• **Problem to solve**
Your task is to find every line in the records that holds the string "name" and copy it.

• **Task inputs**
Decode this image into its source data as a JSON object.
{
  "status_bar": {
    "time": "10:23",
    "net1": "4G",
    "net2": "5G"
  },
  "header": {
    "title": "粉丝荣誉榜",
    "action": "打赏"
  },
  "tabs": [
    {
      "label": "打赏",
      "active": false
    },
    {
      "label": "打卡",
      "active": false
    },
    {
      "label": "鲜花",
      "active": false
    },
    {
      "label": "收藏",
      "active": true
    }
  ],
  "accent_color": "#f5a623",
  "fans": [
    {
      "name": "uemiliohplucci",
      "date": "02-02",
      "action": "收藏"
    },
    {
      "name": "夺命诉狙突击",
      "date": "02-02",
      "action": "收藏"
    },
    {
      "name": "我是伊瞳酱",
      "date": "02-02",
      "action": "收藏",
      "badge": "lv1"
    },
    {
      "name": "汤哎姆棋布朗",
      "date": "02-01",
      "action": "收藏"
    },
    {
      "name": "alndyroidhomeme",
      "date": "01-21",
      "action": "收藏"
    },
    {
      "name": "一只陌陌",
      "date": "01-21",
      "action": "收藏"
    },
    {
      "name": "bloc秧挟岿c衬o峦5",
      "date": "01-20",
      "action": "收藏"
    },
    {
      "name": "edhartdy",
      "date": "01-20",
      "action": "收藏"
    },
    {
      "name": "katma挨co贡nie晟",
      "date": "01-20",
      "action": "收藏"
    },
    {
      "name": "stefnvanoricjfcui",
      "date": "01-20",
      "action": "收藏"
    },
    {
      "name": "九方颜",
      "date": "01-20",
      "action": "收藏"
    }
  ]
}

• **Task response**
      "name": "uemiliohplucci",
      "name": "夺命诉狙突击",
      "name": "我是伊瞳酱",
      "name": "汤哎姆棋布朗",
      "name": "alndyroidhomeme",
      "name": "一只陌陌",
      "name": "bloc秧挟岿c衬o峦5",
      "name": "edhartdy",
      "name": "katma挨co贡nie晟",
      "name": "stefnvanoricjfcui",
      "name": "九方颜",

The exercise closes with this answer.